A divorce can be one of the most difficult ordeals individuals experience in their lives. A family is being torn in two. Parents are separated from their children. Financial stability is undermined. Unfettered access to money and family is replaced by state involvement and court orders mandating when individuals can see their children and what they must pay an ex-spouse each month for support. Marital Settlement Agreements included in divorce judgments are contracts according to which parents must live their lives for their foreseeable futures. Negotiating or litigating a workable, advantageous agreement is essential to future financial security and emotional harmony.
There are a variety of key factors for successfully navigating a divorce. Having a complete understanding of the financial estate, each party’s income and expenses, and the dynamics of family decision-making and child care history are all important. Having effective counsel to accumulate information and execute a plan is essential. But those factors are logistical in nature, and an effective attorney will guide a litigant through that process and direct attention where it is most required.
What each divorcing parent personally needs to generate in order to emerge from a divorce with a workable and advantageous agreement is a set of goals, identified as early as possible, that can be worked toward throughout the divorce. Remember that attorneys act at the client’s direction. They will advise clients of their options and act on their instructions, but they will not set goals or make decisions for a client. Therefore, a client without identifiable goals will experience a longer divorce, higher costs, and ultimately a worse outcome.
Set your goals for your attorney as early as possible in the process and you will give your attorney something tangible to fight for. The following considerations will help a litigant identify and secure their goals:
• What is important to you? Specificity is essential to success. “My children are important to me” is not a sufficient answer. “I want custody of my children” is no better. Avoid legalese and think practically. How often do you want to see your children? How near do you want your ex-spouse to live? What sort of decisions do you want to make, or be involved with? Educational? Medical? Religious? All of the above? Is coaching a team important you? Do you want to travel internationally to visit family every winter? Are there specific holidays or events that are more important to you than to your spouse? The more specifically you can identify what is important to you as a parent, the sooner your counsel can start building your case to secure those goals.
• Prioritize your goals.

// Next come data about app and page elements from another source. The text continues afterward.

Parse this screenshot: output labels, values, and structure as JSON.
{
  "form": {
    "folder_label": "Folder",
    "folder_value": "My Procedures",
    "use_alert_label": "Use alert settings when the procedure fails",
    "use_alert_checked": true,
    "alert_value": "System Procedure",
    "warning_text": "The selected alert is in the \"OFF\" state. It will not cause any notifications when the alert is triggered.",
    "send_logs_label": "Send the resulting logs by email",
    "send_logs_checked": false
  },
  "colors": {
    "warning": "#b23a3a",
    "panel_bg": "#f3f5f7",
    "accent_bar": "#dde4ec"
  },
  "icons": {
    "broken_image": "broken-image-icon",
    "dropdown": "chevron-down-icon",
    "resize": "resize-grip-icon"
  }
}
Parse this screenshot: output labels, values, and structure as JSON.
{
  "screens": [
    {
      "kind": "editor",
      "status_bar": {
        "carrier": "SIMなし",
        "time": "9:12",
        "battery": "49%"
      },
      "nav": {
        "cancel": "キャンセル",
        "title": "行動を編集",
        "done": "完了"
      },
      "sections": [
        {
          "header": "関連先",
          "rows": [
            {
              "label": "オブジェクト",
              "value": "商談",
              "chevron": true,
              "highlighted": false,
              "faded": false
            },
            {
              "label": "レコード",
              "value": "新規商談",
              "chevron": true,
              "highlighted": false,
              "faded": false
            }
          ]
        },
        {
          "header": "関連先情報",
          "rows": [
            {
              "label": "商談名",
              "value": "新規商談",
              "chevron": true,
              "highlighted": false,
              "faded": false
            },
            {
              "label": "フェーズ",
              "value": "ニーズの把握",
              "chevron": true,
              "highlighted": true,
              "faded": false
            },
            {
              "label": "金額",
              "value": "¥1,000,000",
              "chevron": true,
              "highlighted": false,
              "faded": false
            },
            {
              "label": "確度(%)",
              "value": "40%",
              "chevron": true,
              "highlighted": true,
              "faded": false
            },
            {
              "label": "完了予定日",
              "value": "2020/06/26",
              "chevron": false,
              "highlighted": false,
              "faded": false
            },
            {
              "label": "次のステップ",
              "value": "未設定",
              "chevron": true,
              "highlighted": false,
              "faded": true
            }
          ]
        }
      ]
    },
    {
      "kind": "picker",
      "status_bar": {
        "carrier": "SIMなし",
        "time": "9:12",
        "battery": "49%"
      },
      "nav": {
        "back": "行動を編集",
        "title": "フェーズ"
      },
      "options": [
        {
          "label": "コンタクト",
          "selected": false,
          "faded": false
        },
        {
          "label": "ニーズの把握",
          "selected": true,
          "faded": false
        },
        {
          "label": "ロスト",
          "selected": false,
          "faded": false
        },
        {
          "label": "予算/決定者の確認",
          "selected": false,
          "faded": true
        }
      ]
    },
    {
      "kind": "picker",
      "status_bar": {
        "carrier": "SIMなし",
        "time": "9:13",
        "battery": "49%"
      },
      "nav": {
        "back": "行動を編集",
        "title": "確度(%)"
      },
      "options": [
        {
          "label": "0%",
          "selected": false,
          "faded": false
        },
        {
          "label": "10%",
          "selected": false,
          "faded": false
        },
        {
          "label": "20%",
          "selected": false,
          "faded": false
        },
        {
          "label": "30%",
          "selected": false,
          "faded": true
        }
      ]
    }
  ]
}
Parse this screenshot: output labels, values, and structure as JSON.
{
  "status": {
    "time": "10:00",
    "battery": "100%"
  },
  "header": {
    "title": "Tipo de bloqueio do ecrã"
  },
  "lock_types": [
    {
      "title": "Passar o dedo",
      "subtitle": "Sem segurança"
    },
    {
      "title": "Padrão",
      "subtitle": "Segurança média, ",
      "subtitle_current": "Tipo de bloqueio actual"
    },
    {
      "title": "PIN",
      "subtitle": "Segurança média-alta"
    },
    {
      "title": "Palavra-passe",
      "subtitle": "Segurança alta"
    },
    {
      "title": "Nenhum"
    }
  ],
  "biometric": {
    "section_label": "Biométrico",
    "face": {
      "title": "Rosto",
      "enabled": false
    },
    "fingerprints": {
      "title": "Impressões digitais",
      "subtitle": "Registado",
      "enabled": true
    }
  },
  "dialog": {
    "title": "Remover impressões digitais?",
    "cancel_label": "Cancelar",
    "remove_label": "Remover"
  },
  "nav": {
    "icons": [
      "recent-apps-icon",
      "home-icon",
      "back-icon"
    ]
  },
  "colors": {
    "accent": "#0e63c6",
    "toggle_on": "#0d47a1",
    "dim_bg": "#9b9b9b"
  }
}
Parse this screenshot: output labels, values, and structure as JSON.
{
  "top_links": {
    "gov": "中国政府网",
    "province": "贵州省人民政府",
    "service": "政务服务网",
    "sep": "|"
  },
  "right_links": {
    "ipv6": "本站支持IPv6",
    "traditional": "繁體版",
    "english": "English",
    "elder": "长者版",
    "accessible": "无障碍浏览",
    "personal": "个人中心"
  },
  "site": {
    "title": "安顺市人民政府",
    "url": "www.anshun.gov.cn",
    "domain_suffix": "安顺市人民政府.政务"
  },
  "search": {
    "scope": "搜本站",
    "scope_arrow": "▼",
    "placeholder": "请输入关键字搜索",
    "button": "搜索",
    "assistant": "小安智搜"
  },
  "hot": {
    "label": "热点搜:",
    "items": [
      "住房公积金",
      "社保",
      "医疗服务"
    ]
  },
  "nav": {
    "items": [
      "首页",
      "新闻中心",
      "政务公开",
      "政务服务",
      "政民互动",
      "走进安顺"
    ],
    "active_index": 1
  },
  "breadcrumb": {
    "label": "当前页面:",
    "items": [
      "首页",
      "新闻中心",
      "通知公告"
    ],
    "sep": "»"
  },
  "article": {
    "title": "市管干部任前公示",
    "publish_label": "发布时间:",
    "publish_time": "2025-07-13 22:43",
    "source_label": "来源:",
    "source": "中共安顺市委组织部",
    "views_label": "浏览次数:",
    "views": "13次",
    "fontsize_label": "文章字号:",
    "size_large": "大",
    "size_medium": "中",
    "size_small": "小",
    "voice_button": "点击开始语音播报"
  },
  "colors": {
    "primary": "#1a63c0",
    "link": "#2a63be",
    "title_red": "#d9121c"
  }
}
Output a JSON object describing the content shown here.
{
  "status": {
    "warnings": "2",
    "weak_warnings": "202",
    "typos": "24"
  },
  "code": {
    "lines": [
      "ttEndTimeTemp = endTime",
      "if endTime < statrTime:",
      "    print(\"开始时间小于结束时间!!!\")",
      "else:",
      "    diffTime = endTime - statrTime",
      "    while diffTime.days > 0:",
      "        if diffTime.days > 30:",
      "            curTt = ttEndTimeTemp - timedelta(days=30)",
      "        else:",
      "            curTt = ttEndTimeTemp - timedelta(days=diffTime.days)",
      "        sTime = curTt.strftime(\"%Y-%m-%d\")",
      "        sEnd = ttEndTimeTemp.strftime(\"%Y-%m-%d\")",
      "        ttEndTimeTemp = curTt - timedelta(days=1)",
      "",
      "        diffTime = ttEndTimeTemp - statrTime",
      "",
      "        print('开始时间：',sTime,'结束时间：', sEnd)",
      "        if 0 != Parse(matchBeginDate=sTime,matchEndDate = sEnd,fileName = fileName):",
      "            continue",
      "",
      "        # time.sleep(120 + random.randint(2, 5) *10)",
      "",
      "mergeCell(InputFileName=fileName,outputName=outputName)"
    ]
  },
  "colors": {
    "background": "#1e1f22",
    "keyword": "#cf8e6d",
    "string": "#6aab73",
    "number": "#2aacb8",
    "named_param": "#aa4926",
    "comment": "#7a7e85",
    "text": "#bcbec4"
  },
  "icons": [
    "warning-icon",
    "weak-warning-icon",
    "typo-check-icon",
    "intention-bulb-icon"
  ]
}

After completing step one above, you will have a long list of important considerations. Now rank them. Is making decisions on educational issues more important than religious decisions? If you don’t expect to be the primary residential parent, is it more important to see your children every day for a shorter period, or for long periods of time less often? In an ideal situation you will get everything you want out of your divorce negotiations, but more realistically there will come times when you will have to make hard choices, and it is very important for you to know beforehand what’s most important to you so that your attorney can secure those considerations above all others.
• What is important to your spouse? Divorce is a confrontation between two opposing points of view, and the better you know the motivations and goals of the other side, the more effective you will be in securing your own goals. You know your spouse far better than anyone else involved with your divorce ever will. Your insight is therefore essential in effectively securing the best outcome. Put your cynicism aside and place yourself in your spouse’s mindset. Then recreate steps one and two above for your spouse. What is most important to him/her? Which of your goals can you achieve without a fight, and conversely what will your spouse never compromise on? Where are the areas in which the two of you can work together? Knowledge is power. Use it to your advantage.
• Remember your goals and stick to them. Your divorce is going to get messy. It usually does. Inevitably tempers will flare and personal attacks, vendettas and the deep-seeded issues that gave rise to the divorce will see the light of day. None of that matters. Remember why you are there. Remember your list. Don’t get caught up in who wins, who loses, who gets the last word, or who makes the final concession. You entered this process with goals you wanted to accomplish. Secure them and get out.
Above all else, remember that you are the in charge of your divorce. Your attorney acts at your direction. So give your attorney the necessary direction to succeed. Understand your priorities, set your goals and stick to them. The process will still be difficult. But if you know where you want to end up, it is much easier to get there.